A patten was an oval shoe iron that was riveted to a piece of wood and then strapped to the underside of a shoe. This unwieldy and loud contraption served to raise the shoe out of the mud or a dirty street. Even a clean street would sully the hems of delicate white muslin gowns, and thus ladies would commonly wear pattens. However, these contraptions were loud. As Jane Austen described in Persuasion:
“When Lady Russell, not long afterwards, was entering Bath on a wet afternoon, and driving through the long course of streets from the Old Bridge to Camden Place, amidst the dash of other carriages, the heavy rumble of carts and drays, the bawling of newsmen, muffin-men, and milk-men, and the ceaseless clink of pattens, she made no complaint..”
Pattens had been banned from churches for some time. As early as 1390, the Diocese of York forbade clergy from wearing pattens and clogs in both church and in processions, considering them to be indecorous: “contra honestatem ecclesiae”*. An 18th century notice in St Margaret Pattens, the Guild Church of the Worshipful Company of Pattenmakers, requested that ladies remove their pattens on entering; other English churches had similar signs, and in one case, provided a board with pegs for ladies to hang them on. One surmises that churches banned the use of pattens because of their loud clatter on stone floors.
Constance Hill, who with her sister followed in the footsteps of Jane Austen a century after Jane’s death, described the noise of these raised iron clogs:
It is true that in bad weather ladies could walk for a short distance in pattens, which were foot-clogs supported upon an iron ring that raised the wearer a couple of inches from the ground. But these were clumsy contrivances. The rings made a clinking noise on any hard surface, and there is a notice in the vestibule of an old church in Bath, stating that “it is requested by the church-wardens that no persons walk in this church with pattens on.” – Constance Hill, Jane Austen: Her Homes and Her Friends
Pattens were clumsy platforms that raised the shoe a few inches from the ground. The most common patten after the 17th century was made from a flat metal ring which made contact with the ground. The ring was then attached to a metal plate nailed into the wooden sole. By the 18th and 19th centuries, men’s shoes had thicker soles and the wealthier gentlemen tended to wear riding boots, and thus pattens were worn only by women and working-class men in outdoor occupations. Soon, pattens were abandoned by ladies as well, and only the lower classes wore them as they went about their duties.
There were three main types of pattens: one with a wooden ‘platform’ sole raised from the ground by either with wooden wedges or iron stands. The second variant had a flat wooden sole often hinged.

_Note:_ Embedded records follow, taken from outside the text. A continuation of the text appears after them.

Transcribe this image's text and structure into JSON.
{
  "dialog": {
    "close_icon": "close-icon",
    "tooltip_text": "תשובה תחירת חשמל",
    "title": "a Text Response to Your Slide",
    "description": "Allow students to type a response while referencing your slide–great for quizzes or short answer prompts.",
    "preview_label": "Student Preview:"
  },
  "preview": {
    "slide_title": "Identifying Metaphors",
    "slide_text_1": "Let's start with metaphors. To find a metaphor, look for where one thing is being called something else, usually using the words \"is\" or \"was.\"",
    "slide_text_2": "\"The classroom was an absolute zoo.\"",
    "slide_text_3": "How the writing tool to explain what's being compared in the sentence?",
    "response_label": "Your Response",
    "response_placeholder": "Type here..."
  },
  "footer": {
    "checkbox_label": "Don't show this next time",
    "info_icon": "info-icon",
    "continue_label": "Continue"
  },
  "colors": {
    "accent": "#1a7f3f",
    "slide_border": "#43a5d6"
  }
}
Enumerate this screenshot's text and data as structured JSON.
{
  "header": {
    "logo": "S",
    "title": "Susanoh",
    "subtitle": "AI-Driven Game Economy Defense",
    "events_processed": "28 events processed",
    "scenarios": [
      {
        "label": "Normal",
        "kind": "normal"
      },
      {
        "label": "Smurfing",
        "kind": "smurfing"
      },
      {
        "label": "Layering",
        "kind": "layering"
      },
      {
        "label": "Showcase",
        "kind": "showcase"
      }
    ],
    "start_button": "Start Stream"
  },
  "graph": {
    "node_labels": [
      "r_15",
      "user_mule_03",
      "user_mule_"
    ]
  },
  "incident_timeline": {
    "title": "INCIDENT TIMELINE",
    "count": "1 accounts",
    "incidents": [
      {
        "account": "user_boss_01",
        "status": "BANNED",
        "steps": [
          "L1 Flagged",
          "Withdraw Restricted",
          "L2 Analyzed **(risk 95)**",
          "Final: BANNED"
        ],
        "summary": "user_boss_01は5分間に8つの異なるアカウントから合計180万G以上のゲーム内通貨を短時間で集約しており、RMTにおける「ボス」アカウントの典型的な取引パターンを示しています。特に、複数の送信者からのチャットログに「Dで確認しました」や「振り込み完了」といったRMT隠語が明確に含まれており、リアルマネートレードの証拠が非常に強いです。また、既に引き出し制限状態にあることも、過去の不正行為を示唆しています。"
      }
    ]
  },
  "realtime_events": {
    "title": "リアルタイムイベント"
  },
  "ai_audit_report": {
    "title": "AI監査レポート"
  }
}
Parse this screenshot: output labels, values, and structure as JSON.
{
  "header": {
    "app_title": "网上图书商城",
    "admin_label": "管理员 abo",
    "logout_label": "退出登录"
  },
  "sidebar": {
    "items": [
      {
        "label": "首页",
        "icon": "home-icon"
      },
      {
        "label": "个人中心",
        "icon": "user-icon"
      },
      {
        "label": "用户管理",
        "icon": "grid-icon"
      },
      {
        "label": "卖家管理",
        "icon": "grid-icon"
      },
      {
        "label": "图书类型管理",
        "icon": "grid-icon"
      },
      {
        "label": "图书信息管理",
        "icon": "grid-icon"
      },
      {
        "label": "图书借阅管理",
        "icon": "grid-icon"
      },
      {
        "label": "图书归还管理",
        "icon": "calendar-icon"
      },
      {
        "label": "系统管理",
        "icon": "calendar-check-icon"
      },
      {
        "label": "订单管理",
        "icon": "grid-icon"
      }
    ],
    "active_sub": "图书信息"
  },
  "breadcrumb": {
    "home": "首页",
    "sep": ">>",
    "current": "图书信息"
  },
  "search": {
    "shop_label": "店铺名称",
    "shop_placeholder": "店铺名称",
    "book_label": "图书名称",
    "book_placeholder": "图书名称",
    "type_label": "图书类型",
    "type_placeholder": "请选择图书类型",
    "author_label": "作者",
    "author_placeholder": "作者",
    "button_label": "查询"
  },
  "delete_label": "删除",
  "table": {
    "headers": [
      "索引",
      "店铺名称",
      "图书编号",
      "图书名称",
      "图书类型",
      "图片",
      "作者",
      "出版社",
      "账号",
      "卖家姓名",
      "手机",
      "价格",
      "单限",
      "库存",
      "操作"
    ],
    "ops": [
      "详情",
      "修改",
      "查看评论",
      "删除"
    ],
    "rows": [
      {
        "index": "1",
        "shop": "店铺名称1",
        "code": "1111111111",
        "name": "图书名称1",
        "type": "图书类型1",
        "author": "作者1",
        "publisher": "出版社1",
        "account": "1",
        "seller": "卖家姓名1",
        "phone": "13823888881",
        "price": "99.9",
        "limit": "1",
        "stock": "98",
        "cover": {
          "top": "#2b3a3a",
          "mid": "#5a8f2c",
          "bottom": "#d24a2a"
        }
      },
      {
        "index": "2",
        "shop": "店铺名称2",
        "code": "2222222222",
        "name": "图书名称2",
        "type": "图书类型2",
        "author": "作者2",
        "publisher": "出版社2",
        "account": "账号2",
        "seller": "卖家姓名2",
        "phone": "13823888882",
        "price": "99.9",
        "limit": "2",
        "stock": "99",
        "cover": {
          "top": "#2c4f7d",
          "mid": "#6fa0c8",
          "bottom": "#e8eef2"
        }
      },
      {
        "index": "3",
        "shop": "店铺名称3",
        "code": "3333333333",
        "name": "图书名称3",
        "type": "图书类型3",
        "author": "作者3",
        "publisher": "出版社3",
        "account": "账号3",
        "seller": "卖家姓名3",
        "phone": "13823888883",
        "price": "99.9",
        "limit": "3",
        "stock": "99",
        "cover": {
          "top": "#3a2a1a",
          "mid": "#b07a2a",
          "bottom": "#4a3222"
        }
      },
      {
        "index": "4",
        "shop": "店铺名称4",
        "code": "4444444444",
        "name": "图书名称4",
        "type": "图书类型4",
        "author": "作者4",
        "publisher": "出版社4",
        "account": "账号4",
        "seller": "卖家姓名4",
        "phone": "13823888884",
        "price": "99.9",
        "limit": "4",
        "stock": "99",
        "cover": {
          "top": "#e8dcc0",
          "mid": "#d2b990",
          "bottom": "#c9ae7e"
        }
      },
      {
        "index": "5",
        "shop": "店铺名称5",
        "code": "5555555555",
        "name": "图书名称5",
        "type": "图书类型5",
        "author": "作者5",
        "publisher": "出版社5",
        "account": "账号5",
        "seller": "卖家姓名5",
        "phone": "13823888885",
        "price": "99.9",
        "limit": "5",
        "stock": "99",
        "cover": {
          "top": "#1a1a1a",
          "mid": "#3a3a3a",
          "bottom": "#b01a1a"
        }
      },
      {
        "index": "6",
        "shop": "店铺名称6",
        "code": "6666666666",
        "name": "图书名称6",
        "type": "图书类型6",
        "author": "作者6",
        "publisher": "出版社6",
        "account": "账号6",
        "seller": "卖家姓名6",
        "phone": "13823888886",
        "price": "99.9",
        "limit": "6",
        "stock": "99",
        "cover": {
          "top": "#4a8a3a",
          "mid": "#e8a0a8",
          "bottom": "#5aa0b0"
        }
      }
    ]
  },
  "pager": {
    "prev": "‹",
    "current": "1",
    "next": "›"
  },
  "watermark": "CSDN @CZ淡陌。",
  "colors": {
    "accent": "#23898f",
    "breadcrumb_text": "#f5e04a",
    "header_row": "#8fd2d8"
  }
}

The third type had a flat sole made from stacked layers of leather.*
One can imagine the sad state of paths and roads the world over, which necessitated the use of such clumsy footwear in England, America, Turkey, and China, to name a few countries.
Images of pattens over the centuries:
- V&A 17th century shoes
- Early 18th century woman’s or girl’s patten, Museum of London
- 18th century overshoes, Met Museum
- 18th century shoe iron or patten, BBC History
- Shoes and pattens, Manchester City Gallery
- 18th century women’s shoes
- *Patten shoes. Ask.com
- 1799 pattens, V&A
- 1780-1820 pattens, V&A